**Work to complete:**
Among the records, find the lines that hold the string "Auto" and return them.

**Given information:**
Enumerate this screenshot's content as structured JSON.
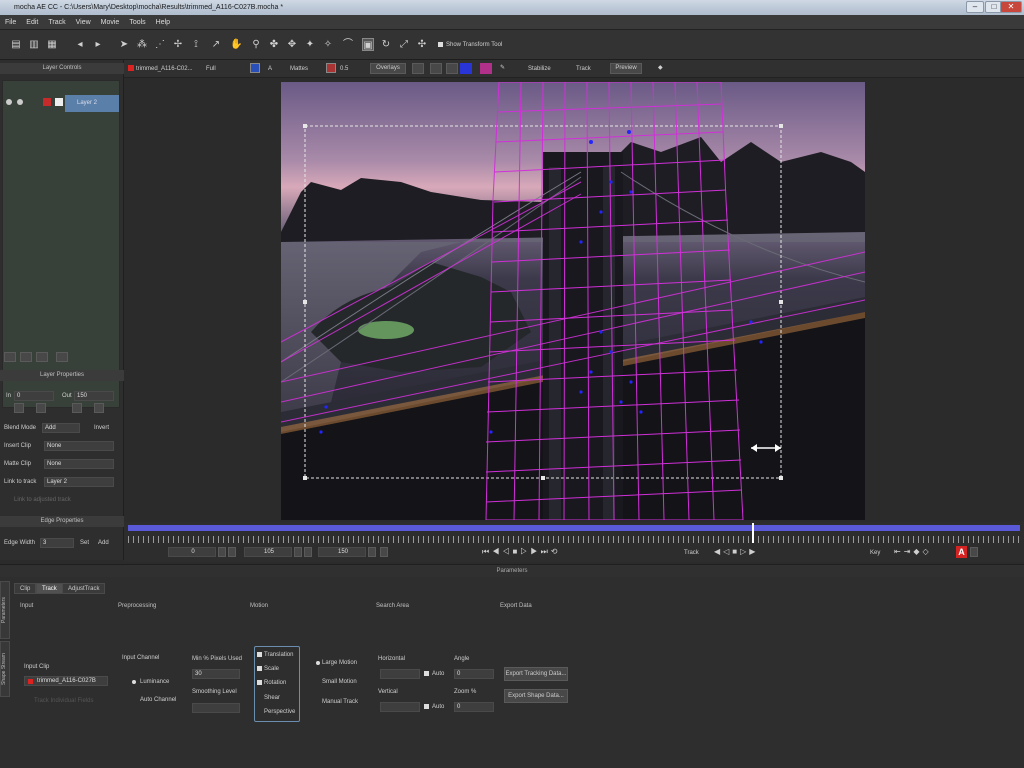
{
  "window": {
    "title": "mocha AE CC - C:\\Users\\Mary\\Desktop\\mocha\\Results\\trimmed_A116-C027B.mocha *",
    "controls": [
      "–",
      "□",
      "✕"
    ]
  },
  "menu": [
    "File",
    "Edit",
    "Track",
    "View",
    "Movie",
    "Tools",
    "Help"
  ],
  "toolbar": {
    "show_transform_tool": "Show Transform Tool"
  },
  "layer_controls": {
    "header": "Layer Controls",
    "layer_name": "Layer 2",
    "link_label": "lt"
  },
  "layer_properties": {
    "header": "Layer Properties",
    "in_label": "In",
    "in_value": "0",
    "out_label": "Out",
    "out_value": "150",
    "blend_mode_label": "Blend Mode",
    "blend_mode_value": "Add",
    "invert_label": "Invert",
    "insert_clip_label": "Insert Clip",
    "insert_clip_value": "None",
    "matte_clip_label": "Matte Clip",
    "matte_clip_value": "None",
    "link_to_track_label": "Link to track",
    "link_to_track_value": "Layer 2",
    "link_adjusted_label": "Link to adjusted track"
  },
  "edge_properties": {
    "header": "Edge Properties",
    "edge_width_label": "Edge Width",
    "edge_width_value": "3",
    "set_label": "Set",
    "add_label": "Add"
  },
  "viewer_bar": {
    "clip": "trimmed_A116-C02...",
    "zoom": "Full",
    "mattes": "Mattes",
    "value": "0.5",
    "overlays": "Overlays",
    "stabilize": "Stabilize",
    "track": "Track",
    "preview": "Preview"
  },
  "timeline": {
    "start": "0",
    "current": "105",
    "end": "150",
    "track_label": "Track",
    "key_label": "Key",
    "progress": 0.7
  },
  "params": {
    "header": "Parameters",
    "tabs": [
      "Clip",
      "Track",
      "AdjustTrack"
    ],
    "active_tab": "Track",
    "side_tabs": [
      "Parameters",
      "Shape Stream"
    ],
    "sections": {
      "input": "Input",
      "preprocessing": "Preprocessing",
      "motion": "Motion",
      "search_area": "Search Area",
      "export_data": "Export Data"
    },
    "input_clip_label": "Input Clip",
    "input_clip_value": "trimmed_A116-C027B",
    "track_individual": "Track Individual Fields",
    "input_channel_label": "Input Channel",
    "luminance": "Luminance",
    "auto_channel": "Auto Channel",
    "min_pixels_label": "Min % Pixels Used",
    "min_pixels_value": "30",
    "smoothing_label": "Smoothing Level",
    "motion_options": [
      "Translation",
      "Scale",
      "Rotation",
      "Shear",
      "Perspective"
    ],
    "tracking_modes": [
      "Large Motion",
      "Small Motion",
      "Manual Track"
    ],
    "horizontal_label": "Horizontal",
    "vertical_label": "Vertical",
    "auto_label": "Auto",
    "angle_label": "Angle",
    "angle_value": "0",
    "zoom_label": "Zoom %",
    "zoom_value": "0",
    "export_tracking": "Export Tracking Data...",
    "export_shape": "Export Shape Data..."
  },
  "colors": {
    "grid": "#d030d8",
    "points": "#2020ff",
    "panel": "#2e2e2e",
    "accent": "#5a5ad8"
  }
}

**Completed task:**
    "auto_channel": "Auto Channel",
    "auto_label": "Auto",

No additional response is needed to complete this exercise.